    this is a common problem all over the world with atc.
    who wants this responsibility, stress, 60 hr work weeks, scrutiny to no end, passing a class 2 medical as you age is difficult. tethered to the console by a headset, just to go to the bathroom has to be arranged. we did it day after day. we took great pride
    in doing it, and safety was our number one priority.
    sadly this all seems to be lost on the new generation.

  14. luckyfivetwo :
    Please accept my apologies in advance. My hands and fingers have bad arthritis,
    caused by 38 yrs of typing on keyboards. I’ll try to do better.



  15. Former ATC (Tower and TRACON), FSDO Inspector, Airline Pilot etc., etc.

    Social engineering with ATC started way back in the early 1970’s. Any Federal employee could apply to ATC, no experience required. Our facility received some Postal Service employees. New hire would spend 9 months at OKC Academy, then to facility for training. Many washouts, but at least we could decide who was safe and who was dangerous. How do I know this-I was there.

    When I read about the current situation of training everybody, with no washouts, I found it hard to believe that anyone with half a brain thought it would work. I still fly. We see the results of this irrational policy every day with ATC.

    “Some” of today’s controllers think their job is to just issue clearances. They need to understand that their job is to separate aircraft by any means that may be necessary, which requires that they think and apply instructions as necessary. Sadly, this frequently doesn’t happen. Yes, there are many excellent controllers. I’m referring to the bottom segment that should never have been signed off.

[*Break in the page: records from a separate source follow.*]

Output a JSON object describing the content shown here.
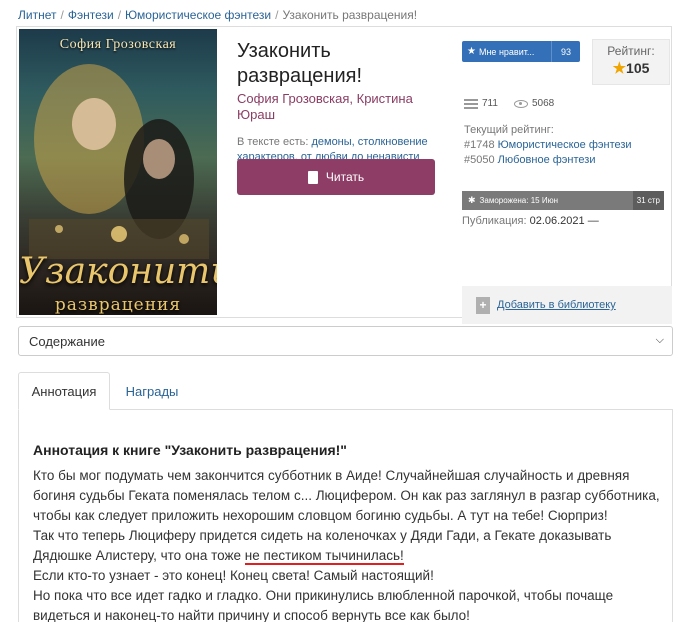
{
  "breadcrumb": {
    "items": [
      "Литнет",
      "Фэнтези",
      "Юмористическое фэнтези",
      "Узаконить разврацения!"
    ],
    "separator": "/"
  },
  "cover": {
    "author": "София Грозовская",
    "title_line1": "Узаконить",
    "title_line2": "разврацения"
  },
  "book": {
    "title_line1": "Узаконить",
    "title_line2": "разврацения!",
    "authors_line1": "София Грозовская, Кристина",
    "authors_line2": "Юраш",
    "tags_label": "В тексте есть:",
    "tags": "демоны, столкновение характеров, от любви до ненависти",
    "read_button": "Читать",
    "read_button_color": "#8e3e66"
  },
  "side": {
    "like_label": "Мне нравит...",
    "like_count": "93",
    "rating_label": "Рейтинг:",
    "rating_value": "105",
    "library_count": "711",
    "views_count": "5068",
    "current_rating_label": "Текущий рейтинг:",
    "rank1_num": "#1748",
    "rank1_genre": "Юмористическое фэнтези",
    "rank2_num": "#5050",
    "rank2_genre": "Любовное фэнтези",
    "frozen_label": "Заморожена: 15 Июн",
    "pages_label": "31 стр",
    "pub_label": "Публикация:",
    "pub_value": "02.06.2021 —",
    "add_library": "Добавить в библиотеку",
    "accent_color": "#3470b8"
  },
  "contents": {
    "selected": "Содержание"
  },
  "tabs": {
    "annotation": "Аннотация",
    "awards": "Награды"
  },
  "annotation": {
    "heading": "Аннотация к книге \"Узаконить разврацения!\"",
    "p1": "Кто бы мог подумать чем закончится субботник в Аиде! Случайнейшая случайность и древняя богиня судьбы Геката поменялась телом с... Люцифером. Он как раз заглянул в разгар субботника, чтобы как следует приложить нехорошим словцом богиню судьбы. А тут на тебе! Сюрприз!",
    "p2_before": "Так что теперь Люциферу придется сидеть на коленочках у Дяди Гади, а Гекате доказывать Дядюшке Алистеру, что она тоже ",
    "p2_marked": "не пестиком тычинилась!",
    "p3": "Если кто-то узнает - это конец! Конец света! Самый настоящий!",
    "p4": "Но пока что все идет гадко и гладко. Они прикинулись влюбленной парочкой, чтобы почаще видеться и наконец-то найти причину и способ вернуть все как было!"
  }
}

    Sadly, I agree with the comments that we are close to an air disaster, I hope I’m wrong.

  16. NY Times article 2 days ago on the controller burnout.
    Most of my generation retired 7-8 yrs ago, due to the age 56 rule.
    Was composed of alot of ex military controllers.
    President 45 had a federal hiring freeze during his term.
    Then covid hit , causing very little training for a few years.
    This has crippled the training pipline, as the faa atc academy can handle about 1500-1800 trainees a year.
    Maybe need to expand the academy, hire instructors as faa employees rather than contract employees.
    Theres much more to come.
    CNN article about the staffing problems today.
    Interesting reading from http://www.pointsixtyfive.com
    Posts from active controllers.
    Im hoping for good awareness on the pilots, airport operators, dispatchers, mechanics,
    ramp personnel to keep things safe.
    Atc needs to utilize CRM similar to pilot cockpit checks and balances.
    Ive got my fingers crossed we dont have a major air accident.